Petrov’s work with the Arctic dates back to the 1990s in Russia, where he became interested in the transitions happening in the Russian Arctic and then later the comparison between the Russian Arctic and North American Arctic. He studied Arctic societies at UNI for his master’s degree and then pursued doctorates in the study in Russia and Canada.
But Petrov said UNI’s history with the Arctic predates his involvement and the start of the research lab.
“Few people know that UNI has a long legacy of involvement in Arctic and cold environments research,” Petrov said. “UNI alumna Dorothy Jean Ray was a renowned Arctic anthropologist, who created an endowed scholarship for UNI anthropology students.”

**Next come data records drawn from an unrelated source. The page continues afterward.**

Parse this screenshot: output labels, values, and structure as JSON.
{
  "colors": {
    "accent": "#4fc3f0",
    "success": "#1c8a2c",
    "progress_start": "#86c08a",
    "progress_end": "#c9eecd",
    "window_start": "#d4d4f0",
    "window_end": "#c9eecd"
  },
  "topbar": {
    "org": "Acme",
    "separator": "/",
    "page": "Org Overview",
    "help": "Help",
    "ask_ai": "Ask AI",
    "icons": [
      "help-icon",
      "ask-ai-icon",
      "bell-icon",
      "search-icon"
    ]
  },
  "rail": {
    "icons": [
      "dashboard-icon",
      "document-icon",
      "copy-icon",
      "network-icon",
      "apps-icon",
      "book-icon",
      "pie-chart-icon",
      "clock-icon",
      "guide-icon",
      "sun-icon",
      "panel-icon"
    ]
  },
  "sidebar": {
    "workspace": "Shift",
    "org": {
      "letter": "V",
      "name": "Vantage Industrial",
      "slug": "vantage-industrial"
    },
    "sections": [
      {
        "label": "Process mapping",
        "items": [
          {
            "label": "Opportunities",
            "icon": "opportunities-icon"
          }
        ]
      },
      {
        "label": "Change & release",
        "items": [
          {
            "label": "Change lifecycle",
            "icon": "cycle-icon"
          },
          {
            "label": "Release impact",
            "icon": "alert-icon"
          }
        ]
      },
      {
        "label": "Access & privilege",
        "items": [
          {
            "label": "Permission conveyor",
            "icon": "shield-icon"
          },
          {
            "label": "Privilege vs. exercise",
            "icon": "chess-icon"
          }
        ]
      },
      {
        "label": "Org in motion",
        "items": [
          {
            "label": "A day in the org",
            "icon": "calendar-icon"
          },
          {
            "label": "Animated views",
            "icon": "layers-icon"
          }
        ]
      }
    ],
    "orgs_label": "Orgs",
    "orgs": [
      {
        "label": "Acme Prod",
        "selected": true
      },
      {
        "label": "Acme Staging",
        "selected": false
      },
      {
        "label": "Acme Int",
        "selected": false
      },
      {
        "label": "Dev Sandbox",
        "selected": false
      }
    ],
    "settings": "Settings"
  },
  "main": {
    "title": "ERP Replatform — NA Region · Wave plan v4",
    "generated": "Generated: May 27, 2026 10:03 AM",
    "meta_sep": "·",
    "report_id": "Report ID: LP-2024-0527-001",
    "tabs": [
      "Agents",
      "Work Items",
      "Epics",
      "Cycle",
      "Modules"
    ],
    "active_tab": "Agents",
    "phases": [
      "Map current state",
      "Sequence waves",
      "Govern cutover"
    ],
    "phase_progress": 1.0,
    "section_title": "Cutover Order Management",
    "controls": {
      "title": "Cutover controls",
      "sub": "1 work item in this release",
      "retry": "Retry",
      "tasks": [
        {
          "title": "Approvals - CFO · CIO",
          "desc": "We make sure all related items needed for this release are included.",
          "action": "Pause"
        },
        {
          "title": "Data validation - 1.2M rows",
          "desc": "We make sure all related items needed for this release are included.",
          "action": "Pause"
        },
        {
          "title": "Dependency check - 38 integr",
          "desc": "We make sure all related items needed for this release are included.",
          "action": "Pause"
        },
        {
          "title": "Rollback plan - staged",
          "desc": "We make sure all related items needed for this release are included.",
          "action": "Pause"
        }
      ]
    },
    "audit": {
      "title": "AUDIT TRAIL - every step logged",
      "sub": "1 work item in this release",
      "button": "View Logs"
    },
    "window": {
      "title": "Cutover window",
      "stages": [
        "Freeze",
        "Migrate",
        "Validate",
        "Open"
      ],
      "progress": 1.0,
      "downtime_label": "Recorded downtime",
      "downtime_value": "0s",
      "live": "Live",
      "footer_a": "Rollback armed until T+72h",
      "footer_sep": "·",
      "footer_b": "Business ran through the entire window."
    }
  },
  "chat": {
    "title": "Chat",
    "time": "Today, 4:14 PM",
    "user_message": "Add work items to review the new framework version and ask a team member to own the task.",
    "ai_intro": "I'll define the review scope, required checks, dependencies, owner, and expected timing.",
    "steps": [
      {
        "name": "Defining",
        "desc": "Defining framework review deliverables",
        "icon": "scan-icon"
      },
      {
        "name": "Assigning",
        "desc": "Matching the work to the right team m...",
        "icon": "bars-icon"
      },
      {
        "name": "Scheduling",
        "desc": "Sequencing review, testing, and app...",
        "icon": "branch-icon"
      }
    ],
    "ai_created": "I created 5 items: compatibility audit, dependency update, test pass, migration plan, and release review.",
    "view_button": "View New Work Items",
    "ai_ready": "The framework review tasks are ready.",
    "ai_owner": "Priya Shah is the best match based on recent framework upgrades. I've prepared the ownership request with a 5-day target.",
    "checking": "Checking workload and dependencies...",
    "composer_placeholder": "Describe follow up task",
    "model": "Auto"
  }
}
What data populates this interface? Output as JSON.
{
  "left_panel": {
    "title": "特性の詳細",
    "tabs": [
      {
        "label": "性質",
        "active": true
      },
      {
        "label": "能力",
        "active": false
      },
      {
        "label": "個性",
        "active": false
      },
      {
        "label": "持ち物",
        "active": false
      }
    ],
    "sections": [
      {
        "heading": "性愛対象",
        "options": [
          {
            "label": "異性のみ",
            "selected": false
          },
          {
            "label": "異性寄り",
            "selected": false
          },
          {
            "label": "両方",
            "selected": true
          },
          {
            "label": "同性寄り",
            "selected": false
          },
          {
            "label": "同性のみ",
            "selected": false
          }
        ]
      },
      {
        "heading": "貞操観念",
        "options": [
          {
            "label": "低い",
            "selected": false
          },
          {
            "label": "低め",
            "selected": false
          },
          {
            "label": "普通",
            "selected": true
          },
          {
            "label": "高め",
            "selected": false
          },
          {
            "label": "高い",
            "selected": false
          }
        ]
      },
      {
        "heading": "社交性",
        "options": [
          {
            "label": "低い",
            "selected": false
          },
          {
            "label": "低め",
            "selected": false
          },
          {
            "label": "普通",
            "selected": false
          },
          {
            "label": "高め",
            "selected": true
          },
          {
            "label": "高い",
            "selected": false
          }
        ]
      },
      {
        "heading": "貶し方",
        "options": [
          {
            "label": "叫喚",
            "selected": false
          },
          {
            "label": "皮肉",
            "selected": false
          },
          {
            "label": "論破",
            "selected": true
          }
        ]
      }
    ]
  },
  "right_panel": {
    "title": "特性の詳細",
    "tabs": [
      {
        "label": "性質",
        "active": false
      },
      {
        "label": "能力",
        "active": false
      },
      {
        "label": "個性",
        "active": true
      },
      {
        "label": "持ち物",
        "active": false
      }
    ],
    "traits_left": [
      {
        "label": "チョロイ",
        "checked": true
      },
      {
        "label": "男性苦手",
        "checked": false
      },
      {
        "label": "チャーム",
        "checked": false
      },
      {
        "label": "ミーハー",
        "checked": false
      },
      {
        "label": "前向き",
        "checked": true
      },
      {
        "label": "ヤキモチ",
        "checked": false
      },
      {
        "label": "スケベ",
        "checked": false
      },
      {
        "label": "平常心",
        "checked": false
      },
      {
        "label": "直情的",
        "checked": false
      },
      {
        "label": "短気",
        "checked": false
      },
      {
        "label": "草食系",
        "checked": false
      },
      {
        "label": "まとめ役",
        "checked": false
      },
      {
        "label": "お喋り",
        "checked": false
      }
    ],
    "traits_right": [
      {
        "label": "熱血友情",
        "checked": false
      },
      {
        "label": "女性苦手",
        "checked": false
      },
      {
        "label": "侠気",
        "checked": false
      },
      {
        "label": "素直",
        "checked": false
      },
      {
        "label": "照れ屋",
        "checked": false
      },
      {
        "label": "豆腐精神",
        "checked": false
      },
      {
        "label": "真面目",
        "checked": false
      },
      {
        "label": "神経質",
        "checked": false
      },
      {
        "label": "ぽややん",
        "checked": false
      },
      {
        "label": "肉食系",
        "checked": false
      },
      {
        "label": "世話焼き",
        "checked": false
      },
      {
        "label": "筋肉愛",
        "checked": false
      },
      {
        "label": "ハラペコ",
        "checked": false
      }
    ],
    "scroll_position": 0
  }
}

Work that has already been done through the research lab has resulted in a better understanding of creative and knowledge workers in Arctic communities, identified gaps in education in the region as well as noting that more women achieve higher education than men in these areas, and explored tools of sustainable development in the polar regions, among many other pieces of knowledge.
“Arctic research is relevant for Iowa,” Petrov adds. “For example, understanding Arctic climate change may help us in predicting extremely cold weather and other hazardous weather events in Iowa. Iowa rural settlements are in many ways similar to the Arctic -- limited infrastructure, small labor market, population decline, brain drain, etc. Thus sustainable regional and community development solutions from the Arctic could be of use in Iowa.”
For more information about the lab, go to www.uni.edu/arctic.